*What is required*. Read the lines of the data below and retrieve those with "structured".
[Information provided Boundary: Start]
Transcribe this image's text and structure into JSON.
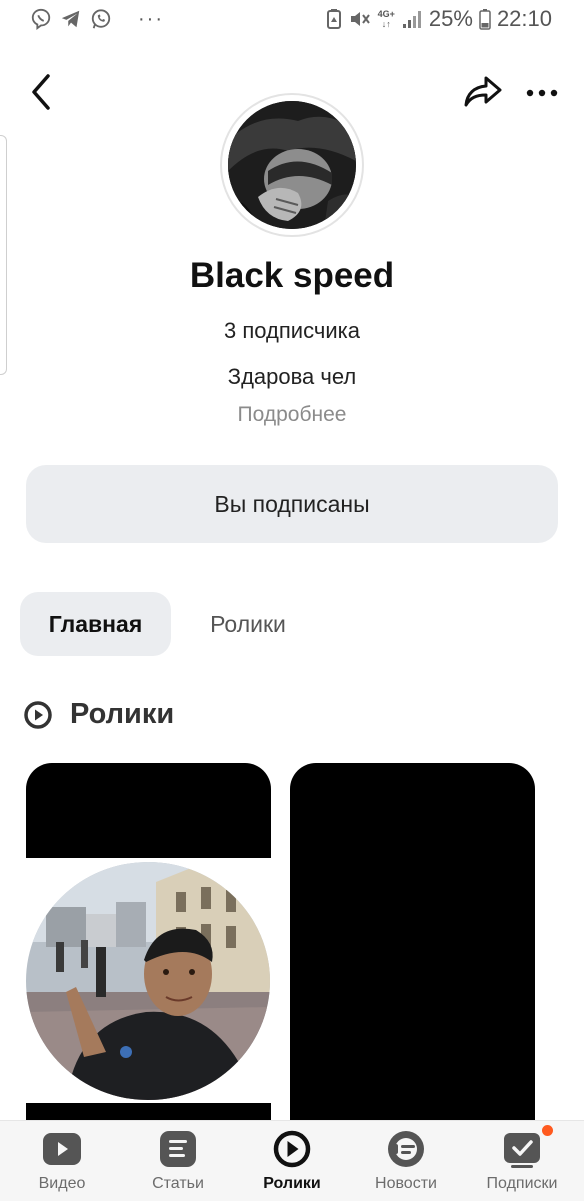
{
  "status_bar": {
    "left_icons": [
      "viber-icon",
      "telegram-icon",
      "whatsapp-icon"
    ],
    "overflow": "···",
    "network": "4G+",
    "battery": "25%",
    "time": "22:10"
  },
  "header": {
    "back_icon": "chevron-left-icon",
    "share_icon": "share-icon",
    "more_icon": "more-horizontal-icon"
  },
  "channel": {
    "name": "Black speed",
    "subscribers": "3 подписчика",
    "description": "Здарова чел",
    "more_link": "Подробнее",
    "subscribe_button": "Вы подписаны"
  },
  "tabs": [
    {
      "label": "Главная",
      "active": true
    },
    {
      "label": "Ролики",
      "active": false
    }
  ],
  "section": {
    "icon": "play-circle-icon",
    "title": "Ролики"
  },
  "bottom_nav": [
    {
      "label": "Видео",
      "icon": "video-icon",
      "active": false
    },
    {
      "label": "Статьи",
      "icon": "article-icon",
      "active": false
    },
    {
      "label": "Ролики",
      "icon": "clips-icon",
      "active": true
    },
    {
      "label": "Новости",
      "icon": "news-icon",
      "active": false
    },
    {
      "label": "Подписки",
      "icon": "subscriptions-icon",
      "active": false,
      "badge": true
    }
  ],
  "colors": {
    "accent_badge": "#ff5a1f",
    "pill_bg": "#ebedf0",
    "muted_text": "#8b8b8b"
  }
}
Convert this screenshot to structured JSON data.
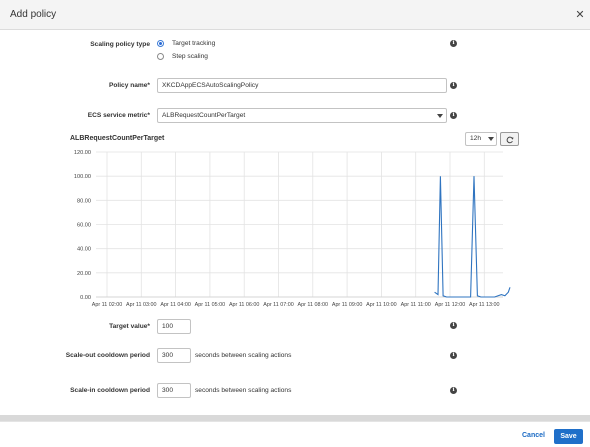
{
  "dialog": {
    "title": "Add policy"
  },
  "form": {
    "scaling_type": {
      "label": "Scaling policy type",
      "options": [
        {
          "label": "Target tracking",
          "selected": true
        },
        {
          "label": "Step scaling",
          "selected": false
        }
      ]
    },
    "policy_name": {
      "label": "Policy name*",
      "value": "XKCDAppECSAutoScalingPolicy"
    },
    "metric": {
      "label": "ECS service metric*",
      "value": "ALBRequestCountPerTarget"
    },
    "target_value": {
      "label": "Target value*",
      "value": "100"
    },
    "scale_out": {
      "label": "Scale-out cooldown period",
      "value": "300",
      "unit": "seconds between scaling actions"
    },
    "scale_in": {
      "label": "Scale-in cooldown period",
      "value": "300",
      "unit": "seconds between scaling actions"
    }
  },
  "chart_controls": {
    "range": "12h"
  },
  "chart_data": {
    "type": "line",
    "title": "ALBRequestCountPerTarget",
    "ylim": [
      0,
      120
    ],
    "ytick_labels": [
      "0.00",
      "20.00",
      "40.00",
      "60.00",
      "80.00",
      "100.00",
      "120.00"
    ],
    "xtick_labels": [
      "Apr 11 02:00",
      "Apr 11 03:00",
      "Apr 11 04:00",
      "Apr 11 05:00",
      "Apr 11 06:00",
      "Apr 11 07:00",
      "Apr 11 08:00",
      "Apr 11 09:00",
      "Apr 11 10:00",
      "Apr 11 11:00",
      "Apr 11 12:00",
      "Apr 11 13:00"
    ],
    "grid": true,
    "series": [
      {
        "color": "#2f74c0",
        "x_hours": [
          11.55,
          11.65,
          11.72,
          11.8,
          11.9,
          12.6,
          12.7,
          12.8,
          12.9,
          13.3,
          13.5,
          13.6,
          13.7,
          13.75
        ],
        "y": [
          4,
          2,
          100,
          1,
          0,
          0,
          100,
          1,
          0,
          0,
          2,
          1,
          4,
          8
        ]
      }
    ]
  },
  "footer": {
    "cancel_label": "Cancel",
    "save_label": "Save"
  }
}
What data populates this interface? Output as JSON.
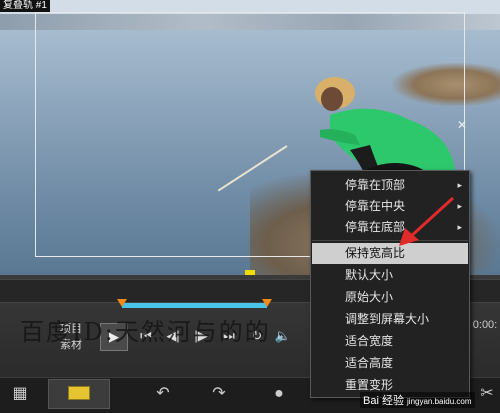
{
  "window": {
    "title_fragment": "复叠轨 #1"
  },
  "context_menu": {
    "items": [
      {
        "label": "停靠在顶部",
        "has_submenu": true,
        "selected": false
      },
      {
        "label": "停靠在中央",
        "has_submenu": true,
        "selected": false
      },
      {
        "label": "停靠在底部",
        "has_submenu": true,
        "selected": false
      },
      {
        "label": "保持宽高比",
        "has_submenu": false,
        "selected": true
      },
      {
        "label": "默认大小",
        "has_submenu": false,
        "selected": false
      },
      {
        "label": "原始大小",
        "has_submenu": false,
        "selected": false
      },
      {
        "label": "调整到屏幕大小",
        "has_submenu": false,
        "selected": false
      },
      {
        "label": "适合宽度",
        "has_submenu": false,
        "selected": false
      },
      {
        "label": "适合高度",
        "has_submenu": false,
        "selected": false
      },
      {
        "label": "重置变形",
        "has_submenu": false,
        "selected": false
      }
    ],
    "submenu_glyph": "▸"
  },
  "player": {
    "row_project": "项目",
    "row_clip": "素材",
    "time_fragment": "0:00:"
  },
  "watermark": {
    "text": "百度ID:天然河与的的"
  },
  "badge": {
    "text": "Bai 经验",
    "url": "jingyan.baidu.com"
  },
  "colors": {
    "accent_blue": "#49c3ea",
    "trim_orange": "#f08a1a",
    "handle_yellow": "#f2dc00",
    "menu_bg": "#222222",
    "menu_selected": "#cfcfcf",
    "arrow_red": "#e12a2a"
  },
  "icons": {
    "play": "play-icon",
    "prev": "skip-back-icon",
    "step_back": "step-back-icon",
    "step_forward": "step-forward-icon",
    "next": "skip-forward-icon",
    "loop": "repeat-icon",
    "volume": "volume-icon",
    "scissors": "scissors-icon",
    "undo": "undo-icon",
    "redo": "redo-icon",
    "record": "record-icon",
    "timeline": "timeline-view-icon",
    "storyboard": "storyboard-icon"
  }
}
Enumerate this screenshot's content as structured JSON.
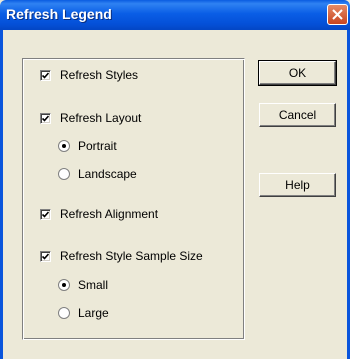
{
  "window": {
    "title": "Refresh Legend"
  },
  "options": {
    "refresh_styles": {
      "label": "Refresh Styles",
      "checked": true
    },
    "refresh_layout": {
      "label": "Refresh Layout",
      "checked": true
    },
    "layout_portrait": {
      "label": "Portrait",
      "selected": true
    },
    "layout_landscape": {
      "label": "Landscape",
      "selected": false
    },
    "refresh_alignment": {
      "label": "Refresh Alignment",
      "checked": true
    },
    "refresh_sample_size": {
      "label": "Refresh Style Sample Size",
      "checked": true
    },
    "size_small": {
      "label": "Small",
      "selected": true
    },
    "size_large": {
      "label": "Large",
      "selected": false
    }
  },
  "buttons": {
    "ok": "OK",
    "cancel": "Cancel",
    "help": "Help"
  }
}
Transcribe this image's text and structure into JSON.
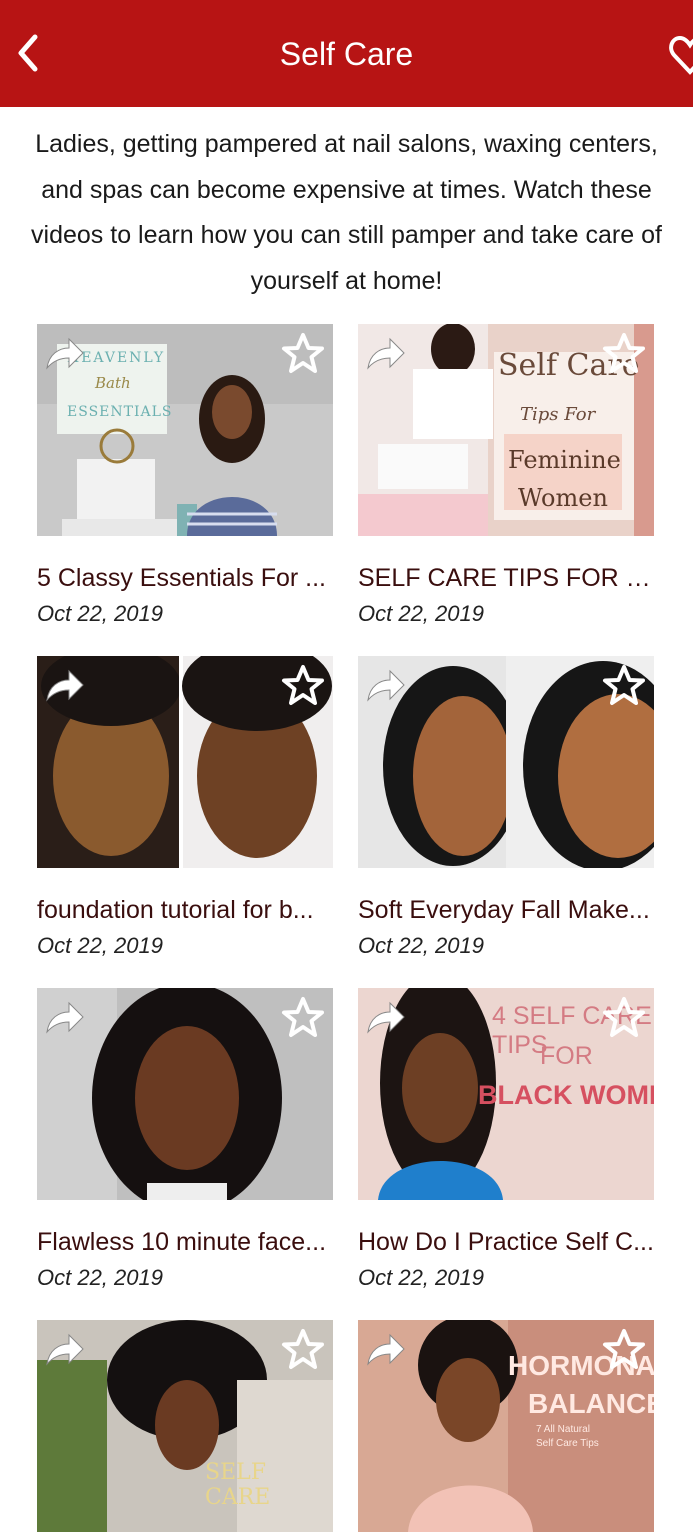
{
  "header": {
    "title": "Self Care",
    "back_icon": "chevron-left-icon",
    "favorite_icon": "heart-icon",
    "background": "#b71414"
  },
  "intro": {
    "text": "Ladies, getting pampered at nail salons, waxing centers, and spas can become expensive at times. Watch these videos to learn how you can still pamper and take care of yourself at home!"
  },
  "videos": [
    {
      "title": "5 Classy Essentials For ...",
      "date": "Oct 22, 2019",
      "thumb_text": [
        "HEAVENLY",
        "Bath",
        "ESSENTIALS"
      ]
    },
    {
      "title": "SELF CARE TIPS FOR FE...",
      "date": "Oct 22, 2019",
      "thumb_text": [
        "Self Care",
        "Tips For",
        "Feminine",
        "Women"
      ]
    },
    {
      "title": "foundation tutorial for b...",
      "date": "Oct 22, 2019",
      "thumb_text": []
    },
    {
      "title": "Soft Everyday Fall Make...",
      "date": "Oct 22, 2019",
      "thumb_text": []
    },
    {
      "title": "Flawless 10 minute face...",
      "date": "Oct 22, 2019",
      "thumb_text": []
    },
    {
      "title": "How Do I Practice Self C...",
      "date": "Oct 22, 2019",
      "thumb_text": [
        "4 SELF CARE TIPS",
        "FOR",
        "BLACK WOMEN"
      ]
    },
    {
      "title": "",
      "date": "",
      "thumb_text": [
        "SELF CARE"
      ]
    },
    {
      "title": "",
      "date": "",
      "thumb_text": [
        "HORMONAL",
        "BALANCE",
        "7 All Natural",
        "Self Care Tips"
      ]
    }
  ]
}
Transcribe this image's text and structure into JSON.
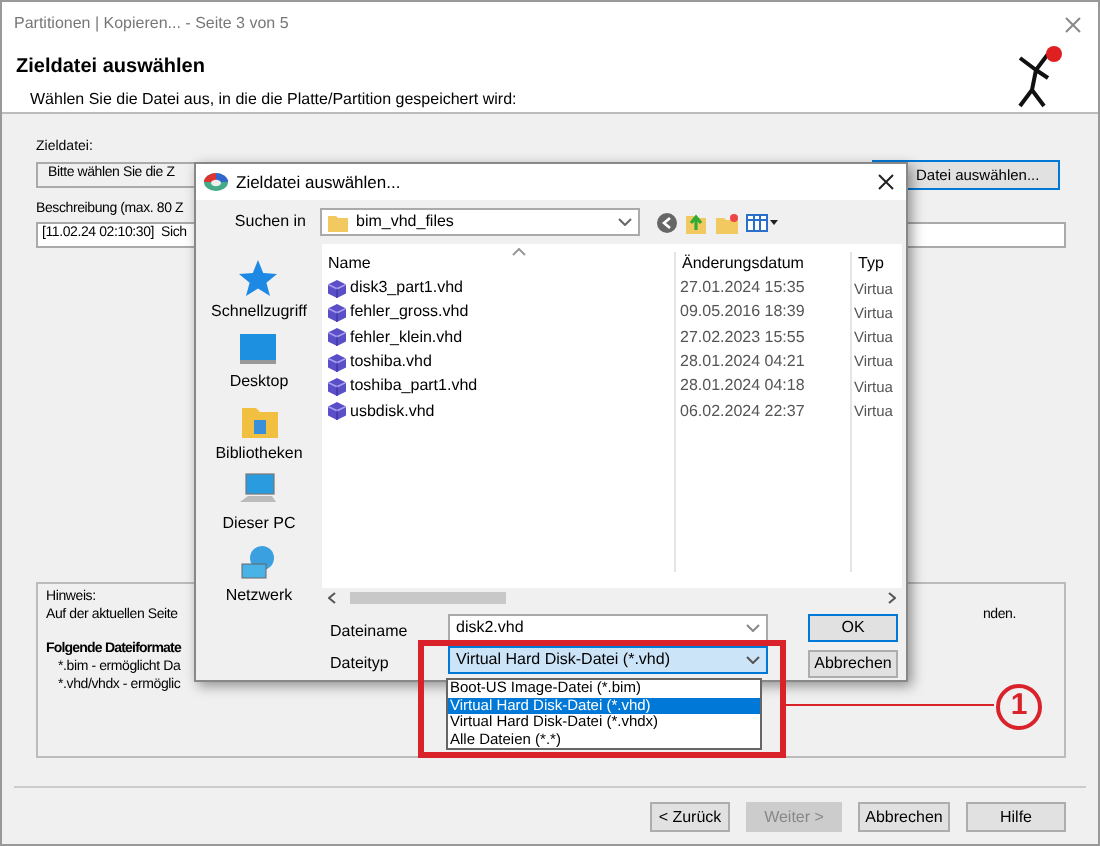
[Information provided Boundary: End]
*The completed task*.
Convert this screenshot to structured JSON data.
Enumerate this screenshot's content as structured JSON.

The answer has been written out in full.